## TASK OBJECTIVE
Lines in the listing below that contain the string "type" are to be found and copied.
■ ■ ■ ■ ■ ■ ■
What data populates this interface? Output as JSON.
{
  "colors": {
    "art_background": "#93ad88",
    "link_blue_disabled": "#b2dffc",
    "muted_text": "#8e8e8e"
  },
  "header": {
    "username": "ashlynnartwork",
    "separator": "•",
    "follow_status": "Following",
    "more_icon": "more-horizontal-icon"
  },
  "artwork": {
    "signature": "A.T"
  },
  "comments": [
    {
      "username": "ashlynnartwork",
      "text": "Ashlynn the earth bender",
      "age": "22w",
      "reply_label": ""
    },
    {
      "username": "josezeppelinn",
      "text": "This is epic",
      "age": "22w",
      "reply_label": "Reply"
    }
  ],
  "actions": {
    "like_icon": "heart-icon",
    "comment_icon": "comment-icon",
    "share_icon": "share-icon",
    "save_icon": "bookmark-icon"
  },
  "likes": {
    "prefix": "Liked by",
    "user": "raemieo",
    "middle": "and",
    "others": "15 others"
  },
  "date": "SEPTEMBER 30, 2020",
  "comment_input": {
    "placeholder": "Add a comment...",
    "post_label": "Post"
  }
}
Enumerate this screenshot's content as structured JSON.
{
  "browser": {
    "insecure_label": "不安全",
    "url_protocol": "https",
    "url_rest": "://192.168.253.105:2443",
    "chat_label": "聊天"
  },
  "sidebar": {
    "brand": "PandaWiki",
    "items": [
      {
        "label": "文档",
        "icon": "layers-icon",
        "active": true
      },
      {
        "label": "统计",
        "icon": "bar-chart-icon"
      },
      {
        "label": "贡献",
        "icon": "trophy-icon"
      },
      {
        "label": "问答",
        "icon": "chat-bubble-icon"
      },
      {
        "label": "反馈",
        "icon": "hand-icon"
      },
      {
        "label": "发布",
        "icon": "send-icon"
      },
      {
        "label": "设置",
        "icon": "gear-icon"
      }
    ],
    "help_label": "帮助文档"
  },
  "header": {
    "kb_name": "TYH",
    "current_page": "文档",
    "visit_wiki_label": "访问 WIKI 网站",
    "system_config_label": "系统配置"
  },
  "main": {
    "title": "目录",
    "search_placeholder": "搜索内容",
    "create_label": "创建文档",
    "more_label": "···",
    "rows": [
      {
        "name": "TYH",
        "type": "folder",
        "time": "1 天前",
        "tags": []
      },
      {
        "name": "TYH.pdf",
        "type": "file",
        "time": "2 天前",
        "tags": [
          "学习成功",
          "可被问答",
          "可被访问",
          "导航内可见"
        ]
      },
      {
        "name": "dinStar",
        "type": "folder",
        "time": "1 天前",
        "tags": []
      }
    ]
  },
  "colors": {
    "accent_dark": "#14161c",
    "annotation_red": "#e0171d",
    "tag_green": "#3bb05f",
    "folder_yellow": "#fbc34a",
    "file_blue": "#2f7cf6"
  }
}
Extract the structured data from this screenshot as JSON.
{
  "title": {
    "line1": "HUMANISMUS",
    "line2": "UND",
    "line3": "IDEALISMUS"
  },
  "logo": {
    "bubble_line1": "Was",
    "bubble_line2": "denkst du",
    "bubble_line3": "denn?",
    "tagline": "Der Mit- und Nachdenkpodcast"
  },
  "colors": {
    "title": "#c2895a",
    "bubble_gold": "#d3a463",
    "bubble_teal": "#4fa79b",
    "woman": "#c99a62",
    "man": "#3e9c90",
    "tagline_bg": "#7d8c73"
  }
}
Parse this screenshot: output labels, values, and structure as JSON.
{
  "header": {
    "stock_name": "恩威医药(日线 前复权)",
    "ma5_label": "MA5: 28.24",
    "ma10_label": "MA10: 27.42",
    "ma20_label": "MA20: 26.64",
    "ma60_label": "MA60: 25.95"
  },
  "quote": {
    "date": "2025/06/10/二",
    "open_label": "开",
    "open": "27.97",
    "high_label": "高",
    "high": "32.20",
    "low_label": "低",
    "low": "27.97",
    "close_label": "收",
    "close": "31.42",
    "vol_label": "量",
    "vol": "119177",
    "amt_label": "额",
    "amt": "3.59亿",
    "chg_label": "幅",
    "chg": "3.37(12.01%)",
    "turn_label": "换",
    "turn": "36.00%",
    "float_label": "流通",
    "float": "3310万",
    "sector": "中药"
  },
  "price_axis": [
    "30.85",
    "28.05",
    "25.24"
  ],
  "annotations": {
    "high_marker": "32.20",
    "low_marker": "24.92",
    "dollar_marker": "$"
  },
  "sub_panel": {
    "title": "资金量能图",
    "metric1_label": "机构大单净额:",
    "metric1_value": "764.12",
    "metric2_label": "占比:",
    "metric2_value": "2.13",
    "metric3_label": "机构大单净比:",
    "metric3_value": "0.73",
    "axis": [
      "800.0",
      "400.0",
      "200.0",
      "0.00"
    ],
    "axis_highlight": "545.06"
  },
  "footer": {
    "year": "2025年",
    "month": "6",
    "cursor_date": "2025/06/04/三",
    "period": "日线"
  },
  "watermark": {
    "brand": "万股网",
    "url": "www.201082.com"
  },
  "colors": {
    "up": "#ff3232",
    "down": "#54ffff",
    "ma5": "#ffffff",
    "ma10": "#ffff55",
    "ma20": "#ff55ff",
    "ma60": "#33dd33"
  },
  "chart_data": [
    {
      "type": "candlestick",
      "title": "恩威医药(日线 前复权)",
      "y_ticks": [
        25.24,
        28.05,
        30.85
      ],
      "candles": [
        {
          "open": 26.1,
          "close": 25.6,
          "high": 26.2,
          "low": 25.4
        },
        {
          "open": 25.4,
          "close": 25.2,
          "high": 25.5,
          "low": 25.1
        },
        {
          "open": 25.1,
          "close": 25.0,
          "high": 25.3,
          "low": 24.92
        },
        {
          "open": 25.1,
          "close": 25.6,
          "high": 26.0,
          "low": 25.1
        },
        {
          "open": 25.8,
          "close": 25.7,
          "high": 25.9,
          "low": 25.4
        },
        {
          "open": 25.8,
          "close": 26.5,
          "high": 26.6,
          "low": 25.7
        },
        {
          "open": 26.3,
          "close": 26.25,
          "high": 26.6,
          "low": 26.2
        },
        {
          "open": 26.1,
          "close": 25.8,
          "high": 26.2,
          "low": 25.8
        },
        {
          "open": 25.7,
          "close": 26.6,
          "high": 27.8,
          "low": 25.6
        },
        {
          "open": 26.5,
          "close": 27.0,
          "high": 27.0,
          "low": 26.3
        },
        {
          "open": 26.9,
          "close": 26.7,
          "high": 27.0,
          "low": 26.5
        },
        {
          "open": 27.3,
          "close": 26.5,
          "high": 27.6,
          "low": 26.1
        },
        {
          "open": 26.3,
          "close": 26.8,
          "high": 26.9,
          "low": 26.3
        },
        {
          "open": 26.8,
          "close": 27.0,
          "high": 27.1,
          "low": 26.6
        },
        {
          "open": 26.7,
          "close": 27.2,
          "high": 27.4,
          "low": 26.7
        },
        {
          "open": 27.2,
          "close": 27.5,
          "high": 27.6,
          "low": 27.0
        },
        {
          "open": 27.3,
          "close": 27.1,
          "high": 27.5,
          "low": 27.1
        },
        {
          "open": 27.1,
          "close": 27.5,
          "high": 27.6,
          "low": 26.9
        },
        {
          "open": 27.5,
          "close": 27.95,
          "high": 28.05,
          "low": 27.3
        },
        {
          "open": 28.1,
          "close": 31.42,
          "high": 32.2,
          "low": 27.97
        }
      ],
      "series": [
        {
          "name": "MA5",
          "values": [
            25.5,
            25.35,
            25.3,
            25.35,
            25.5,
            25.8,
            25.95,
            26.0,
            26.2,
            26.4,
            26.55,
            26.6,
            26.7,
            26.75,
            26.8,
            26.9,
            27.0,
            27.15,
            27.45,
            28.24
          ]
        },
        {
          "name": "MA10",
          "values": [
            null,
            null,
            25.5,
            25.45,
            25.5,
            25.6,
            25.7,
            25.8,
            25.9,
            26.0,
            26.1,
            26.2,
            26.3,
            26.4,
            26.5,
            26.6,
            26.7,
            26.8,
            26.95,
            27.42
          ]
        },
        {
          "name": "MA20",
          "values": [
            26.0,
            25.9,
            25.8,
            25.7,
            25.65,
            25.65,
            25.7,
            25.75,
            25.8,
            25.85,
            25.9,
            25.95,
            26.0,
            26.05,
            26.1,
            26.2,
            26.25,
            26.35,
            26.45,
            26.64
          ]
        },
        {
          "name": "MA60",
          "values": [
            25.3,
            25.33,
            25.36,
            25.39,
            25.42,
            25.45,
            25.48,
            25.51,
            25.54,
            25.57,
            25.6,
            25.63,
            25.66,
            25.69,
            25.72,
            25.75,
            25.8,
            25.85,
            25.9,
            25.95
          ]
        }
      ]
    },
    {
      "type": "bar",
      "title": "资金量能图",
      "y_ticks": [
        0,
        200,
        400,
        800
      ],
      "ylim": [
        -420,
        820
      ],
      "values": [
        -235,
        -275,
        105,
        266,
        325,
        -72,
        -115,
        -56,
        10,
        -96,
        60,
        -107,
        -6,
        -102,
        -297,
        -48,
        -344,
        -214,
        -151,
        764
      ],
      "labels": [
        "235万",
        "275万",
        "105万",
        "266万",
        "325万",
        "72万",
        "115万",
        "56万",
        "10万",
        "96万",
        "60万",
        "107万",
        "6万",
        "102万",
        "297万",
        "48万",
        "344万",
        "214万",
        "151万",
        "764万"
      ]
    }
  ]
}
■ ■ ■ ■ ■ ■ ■
## RESPONSE
        "type": "folder",
        "type": "file",
        "type": "folder",
      "type": "candlestick",
      "type": "bar",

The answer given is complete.